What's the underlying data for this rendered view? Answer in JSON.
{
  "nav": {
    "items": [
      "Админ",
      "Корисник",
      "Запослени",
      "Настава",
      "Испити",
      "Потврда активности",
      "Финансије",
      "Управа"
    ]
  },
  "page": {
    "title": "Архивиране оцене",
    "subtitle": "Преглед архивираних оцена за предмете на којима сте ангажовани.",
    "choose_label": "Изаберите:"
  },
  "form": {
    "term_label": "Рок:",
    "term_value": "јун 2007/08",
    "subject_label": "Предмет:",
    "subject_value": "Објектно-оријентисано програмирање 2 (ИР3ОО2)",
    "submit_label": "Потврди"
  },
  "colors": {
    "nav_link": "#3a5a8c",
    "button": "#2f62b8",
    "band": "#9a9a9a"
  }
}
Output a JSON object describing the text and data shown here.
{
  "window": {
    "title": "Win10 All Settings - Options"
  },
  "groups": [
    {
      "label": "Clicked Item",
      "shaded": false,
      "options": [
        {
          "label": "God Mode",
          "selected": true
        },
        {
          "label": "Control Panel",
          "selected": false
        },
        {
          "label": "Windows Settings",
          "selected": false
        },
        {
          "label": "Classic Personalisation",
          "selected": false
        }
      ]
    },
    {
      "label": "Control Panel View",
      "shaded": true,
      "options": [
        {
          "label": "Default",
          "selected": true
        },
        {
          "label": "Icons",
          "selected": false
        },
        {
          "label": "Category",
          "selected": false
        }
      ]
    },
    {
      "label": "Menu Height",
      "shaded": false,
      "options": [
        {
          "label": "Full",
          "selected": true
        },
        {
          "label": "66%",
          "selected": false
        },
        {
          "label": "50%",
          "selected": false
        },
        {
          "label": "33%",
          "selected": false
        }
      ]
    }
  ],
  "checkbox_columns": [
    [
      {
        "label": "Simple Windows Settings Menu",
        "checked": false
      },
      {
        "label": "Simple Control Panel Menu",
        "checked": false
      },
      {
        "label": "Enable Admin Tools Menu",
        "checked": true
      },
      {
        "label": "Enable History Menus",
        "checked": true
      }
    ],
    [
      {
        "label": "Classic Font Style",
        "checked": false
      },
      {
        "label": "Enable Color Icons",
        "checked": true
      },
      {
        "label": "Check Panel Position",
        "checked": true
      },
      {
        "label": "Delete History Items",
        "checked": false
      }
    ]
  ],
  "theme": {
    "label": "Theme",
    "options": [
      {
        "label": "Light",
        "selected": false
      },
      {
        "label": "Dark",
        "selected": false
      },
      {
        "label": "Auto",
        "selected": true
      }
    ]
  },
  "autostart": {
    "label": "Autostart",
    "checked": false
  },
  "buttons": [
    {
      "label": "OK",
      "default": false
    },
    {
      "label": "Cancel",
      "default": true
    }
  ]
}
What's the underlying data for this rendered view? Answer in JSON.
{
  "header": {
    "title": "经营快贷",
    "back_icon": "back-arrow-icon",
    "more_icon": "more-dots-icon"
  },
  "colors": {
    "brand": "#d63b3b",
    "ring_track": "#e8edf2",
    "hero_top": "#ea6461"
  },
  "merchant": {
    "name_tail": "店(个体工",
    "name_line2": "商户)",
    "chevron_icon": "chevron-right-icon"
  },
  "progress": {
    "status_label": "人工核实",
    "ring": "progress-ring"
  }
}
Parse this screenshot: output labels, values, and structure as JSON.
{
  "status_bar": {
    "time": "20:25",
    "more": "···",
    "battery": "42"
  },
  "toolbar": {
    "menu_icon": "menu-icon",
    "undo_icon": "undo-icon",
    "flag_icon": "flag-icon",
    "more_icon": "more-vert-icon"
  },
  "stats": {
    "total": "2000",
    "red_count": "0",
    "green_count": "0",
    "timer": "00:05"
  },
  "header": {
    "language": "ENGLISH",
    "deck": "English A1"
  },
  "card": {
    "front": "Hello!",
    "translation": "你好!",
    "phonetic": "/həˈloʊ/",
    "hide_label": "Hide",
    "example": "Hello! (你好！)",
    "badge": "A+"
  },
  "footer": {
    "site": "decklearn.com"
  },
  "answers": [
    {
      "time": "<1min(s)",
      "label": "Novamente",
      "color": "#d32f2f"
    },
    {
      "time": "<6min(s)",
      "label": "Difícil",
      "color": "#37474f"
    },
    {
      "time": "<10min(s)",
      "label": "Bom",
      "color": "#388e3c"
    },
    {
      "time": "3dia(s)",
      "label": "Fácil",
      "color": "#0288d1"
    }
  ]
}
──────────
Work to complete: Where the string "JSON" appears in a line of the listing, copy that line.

Written reply:
What's the underlying data for this rendered view? Answer in JSON.
Output a JSON object describing the text and data shown here.
What's the underlying data for this rendered view? Answer in JSON.
Parse this screenshot: output labels, values, and structure as JSON.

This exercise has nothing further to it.